(Element data from apps and pages)
=-=-=-=-=

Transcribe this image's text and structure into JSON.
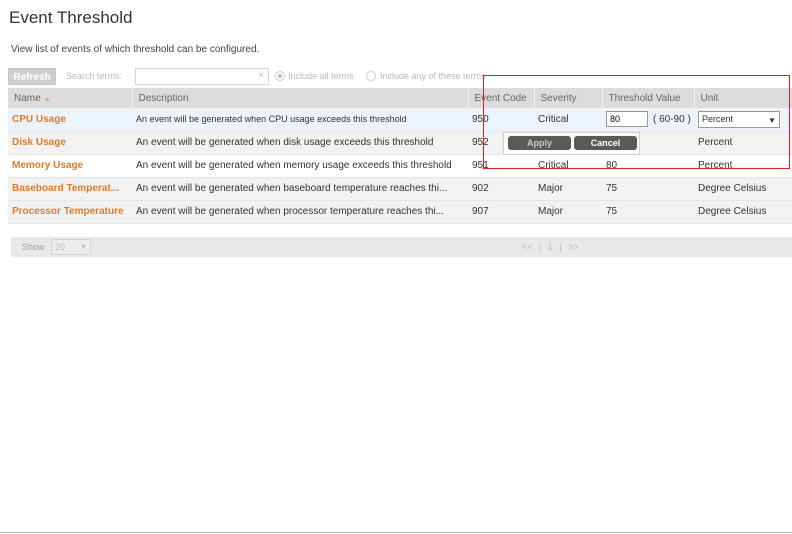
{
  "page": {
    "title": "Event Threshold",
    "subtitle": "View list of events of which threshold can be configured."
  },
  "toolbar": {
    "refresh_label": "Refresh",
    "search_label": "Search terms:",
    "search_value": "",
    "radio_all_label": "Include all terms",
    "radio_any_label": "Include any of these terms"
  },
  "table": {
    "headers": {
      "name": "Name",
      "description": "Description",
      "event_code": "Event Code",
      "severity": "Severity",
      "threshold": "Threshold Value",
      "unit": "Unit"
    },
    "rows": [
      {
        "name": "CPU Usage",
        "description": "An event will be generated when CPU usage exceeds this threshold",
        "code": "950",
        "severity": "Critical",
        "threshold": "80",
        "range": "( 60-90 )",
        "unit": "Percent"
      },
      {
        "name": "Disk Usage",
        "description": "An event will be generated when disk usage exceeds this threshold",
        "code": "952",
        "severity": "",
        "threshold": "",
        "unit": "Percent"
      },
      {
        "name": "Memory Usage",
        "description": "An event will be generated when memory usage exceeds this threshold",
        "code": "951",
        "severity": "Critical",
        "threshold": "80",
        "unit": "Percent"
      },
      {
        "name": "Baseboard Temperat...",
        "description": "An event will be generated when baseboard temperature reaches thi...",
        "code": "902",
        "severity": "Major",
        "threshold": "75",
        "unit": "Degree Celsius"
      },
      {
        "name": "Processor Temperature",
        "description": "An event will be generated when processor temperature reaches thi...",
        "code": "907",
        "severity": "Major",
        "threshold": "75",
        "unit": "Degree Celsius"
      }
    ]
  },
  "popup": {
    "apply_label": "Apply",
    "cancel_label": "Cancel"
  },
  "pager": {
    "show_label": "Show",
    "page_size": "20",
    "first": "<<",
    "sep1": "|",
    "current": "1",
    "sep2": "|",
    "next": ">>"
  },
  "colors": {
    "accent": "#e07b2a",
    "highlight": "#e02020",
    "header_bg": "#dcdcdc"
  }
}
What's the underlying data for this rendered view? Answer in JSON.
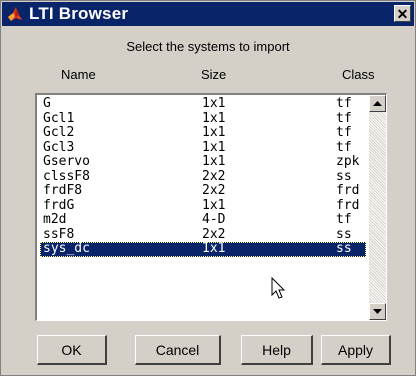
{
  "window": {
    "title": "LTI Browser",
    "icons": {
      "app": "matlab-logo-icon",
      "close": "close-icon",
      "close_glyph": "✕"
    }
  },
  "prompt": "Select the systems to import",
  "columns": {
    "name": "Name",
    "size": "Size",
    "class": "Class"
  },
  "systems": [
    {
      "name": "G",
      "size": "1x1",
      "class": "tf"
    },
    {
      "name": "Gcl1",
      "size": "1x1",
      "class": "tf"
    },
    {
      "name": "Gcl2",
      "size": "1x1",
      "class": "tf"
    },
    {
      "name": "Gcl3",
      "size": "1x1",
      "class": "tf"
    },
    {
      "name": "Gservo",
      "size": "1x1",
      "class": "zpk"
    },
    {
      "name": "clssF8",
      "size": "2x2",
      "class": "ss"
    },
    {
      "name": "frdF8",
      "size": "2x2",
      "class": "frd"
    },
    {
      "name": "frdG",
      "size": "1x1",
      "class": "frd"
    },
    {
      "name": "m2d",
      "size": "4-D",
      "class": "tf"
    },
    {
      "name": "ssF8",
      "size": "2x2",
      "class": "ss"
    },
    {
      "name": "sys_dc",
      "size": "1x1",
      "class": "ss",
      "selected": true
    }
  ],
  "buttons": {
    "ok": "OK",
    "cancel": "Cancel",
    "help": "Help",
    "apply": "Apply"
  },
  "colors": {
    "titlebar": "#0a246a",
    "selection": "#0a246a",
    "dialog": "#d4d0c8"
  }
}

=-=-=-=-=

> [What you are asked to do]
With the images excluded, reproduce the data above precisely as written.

> [Written solution]
Transcribe this image's text and structure into JSON.
{
  "page": {
    "title": "Event Threshold",
    "subtitle": "View list of events of which threshold can be configured."
  },
  "toolbar": {
    "refresh_label": "Refresh",
    "search_label": "Search terms:",
    "search_value": "",
    "radio_all_label": "Include all terms",
    "radio_any_label": "Include any of these terms"
  },
  "table": {
    "headers": {
      "name": "Name",
      "description": "Description",
      "event_code": "Event Code",
      "severity": "Severity",
      "threshold": "Threshold Value",
      "unit": "Unit"
    },
    "rows": [
      {
        "name": "CPU Usage",
        "description": "An event will be generated when CPU usage exceeds this threshold",
        "code": "950",
        "severity": "Critical",
        "threshold": "80",
        "range": "( 60-90 )",
        "unit": "Percent"
      },
      {
        "name": "Disk Usage",
        "description": "An event will be generated when disk usage exceeds this threshold",
        "code": "952",
        "severity": "",
        "threshold": "",
        "unit": "Percent"
      },
      {
        "name": "Memory Usage",
        "description": "An event will be generated when memory usage exceeds this threshold",
        "code": "951",
        "severity": "Critical",
        "threshold": "80",
        "unit": "Percent"
      },
      {
        "name": "Baseboard Temperat...",
        "description": "An event will be generated when baseboard temperature reaches thi...",
        "code": "902",
        "severity": "Major",
        "threshold": "75",
        "unit": "Degree Celsius"
      },
      {
        "name": "Processor Temperature",
        "description": "An event will be generated when processor temperature reaches thi...",
        "code": "907",
        "severity": "Major",
        "threshold": "75",
        "unit": "Degree Celsius"
      }
    ]
  },
  "popup": {
    "apply_label": "Apply",
    "cancel_label": "Cancel"
  },
  "pager": {
    "show_label": "Show",
    "page_size": "20",
    "first": "<<",
    "sep1": "|",
    "current": "1",
    "sep2": "|",
    "next": ">>"
  },
  "colors": {
    "accent": "#e07b2a",
    "highlight": "#e02020",
    "header_bg": "#dcdcdc"
  }
}
What's the underlying data for this rendered view? Answer in JSON.
{
  "window": {
    "title": "LTI Browser",
    "icons": {
      "app": "matlab-logo-icon",
      "close": "close-icon",
      "close_glyph": "✕"
    }
  },
  "prompt": "Select the systems to import",
  "columns": {
    "name": "Name",
    "size": "Size",
    "class": "Class"
  },
  "systems": [
    {
      "name": "G",
      "size": "1x1",
      "class": "tf"
    },
    {
      "name": "Gcl1",
      "size": "1x1",
      "class": "tf"
    },
    {
      "name": "Gcl2",
      "size": "1x1",
      "class": "tf"
    },
    {
      "name": "Gcl3",
      "size": "1x1",
      "class": "tf"
    },
    {
      "name": "Gservo",
      "size": "1x1",
      "class": "zpk"
    },
    {
      "name": "clssF8",
      "size": "2x2",
      "class": "ss"
    },
    {
      "name": "frdF8",
      "size": "2x2",
      "class": "frd"
    },
    {
      "name": "frdG",
      "size": "1x1",
      "class": "frd"
    },
    {
      "name": "m2d",
      "size": "4-D",
      "class": "tf"
    },
    {
      "name": "ssF8",
      "size": "2x2",
      "class": "ss"
    },
    {
      "name": "sys_dc",
      "size": "1x1",
      "class": "ss",
      "selected": true
    }
  ],
  "buttons": {
    "ok": "OK",
    "cancel": "Cancel",
    "help": "Help",
    "apply": "Apply"
  },
  "colors": {
    "titlebar": "#0a246a",
    "selection": "#0a246a",
    "dialog": "#d4d0c8"
  }
}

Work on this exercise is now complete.